First on the list is Dark Night of the Soul bySt. John of the Cross, the E. Allison Peers translation, which apparently is the standard. You have to be very careful which translation you get because the phrase “dark night of the soul” has been hijacked to describe a whole lot of things St. John of the Cross never intended. Mostly they are pop psychology pieces on going throught a difficult time. When I was first looking for the book, I ran across a “contemporary” translation. My notes at the time: You know, because the literal translation is so wooden. (cough). This review said that, “by minimizing the explicit scriptural references of the original text, she (the author) makes the treasure of Dark Night more accessible to readers of all traditions.” Duh, if you get rid of what is intrinsic, you end up with something different than the original. Oh, I missed a line in the review. “(The author’s) lively translation transcends the narrowness of Peer’s to reach a wide audience.”
Indeed, to get what St. John of the Cross wrote, it’s necessary to read it from a Catholic perspective, which mean an accurate translation of both the book and Scripture refernces.
A priest once told me that the purpose of the dark night of the soul is to bring the person into more constant prayer. Several saints have undergone this dark night, the most recent well known being Blessed (Mother) Teresa of Calcutta.

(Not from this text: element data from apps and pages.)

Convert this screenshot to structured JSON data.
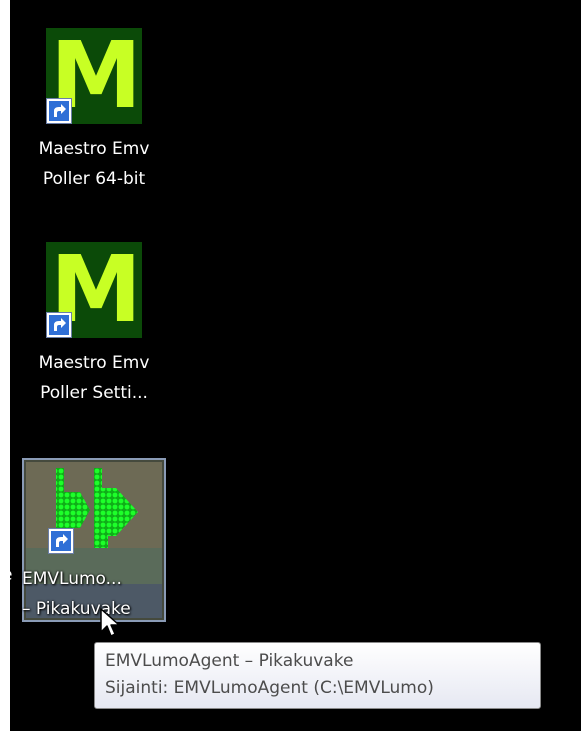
{
  "desktop": {
    "icons": [
      {
        "label_line1": "Maestro Emv",
        "label_line2": "Poller 64-bit",
        "glyph": "M",
        "icon": "maestro-m-icon"
      },
      {
        "label_line1": "Maestro Emv",
        "label_line2": "Poller Setti...",
        "glyph": "M",
        "icon": "maestro-m-icon"
      },
      {
        "label_line1": "EMVLumo...",
        "label_line2": "– Pikakuvake",
        "icon": "emvlumo-arrows-icon",
        "selected": true
      }
    ],
    "edge_text": "e"
  },
  "tooltip": {
    "line1": "EMVLumoAgent – Pikakuvake",
    "line2": "Sijainti: EMVLumoAgent (C:\\EMVLumo)"
  },
  "colors": {
    "desktop_bg": "#000000",
    "maestro_bg": "#0b4a08",
    "maestro_letter": "#c8ff24",
    "lumo_green": "#1dff2a",
    "selection_border": "#8a9bb6"
  }
}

My own reading has been more like nibbling at the text, a little at a time. Catholic mystics have always fascinated me. Their experience at first seems so far removed from everyday life, and yet, Mother Teresa was very active in everyday concerns. And yet, St. John’s work does fit in the esoteric category in the sense that people come to it at a very specific time in their spiritual life.
For the more common times of spiritual dryness, an excellent book is Fr. Thomas Green’s When the Well Runs Dry. I can’t find my copy at the moment, but I just checked Amazon and Barnes and Noble and it’s still in print and available. Fr. Green, who died four months ago, was a Rochester native as noted by Rochester blogger Lee Strong, who had the good fortune of meeting Fr. Green.
As usual, I’ve rambled, so the other two summer books will have to wait until later this week.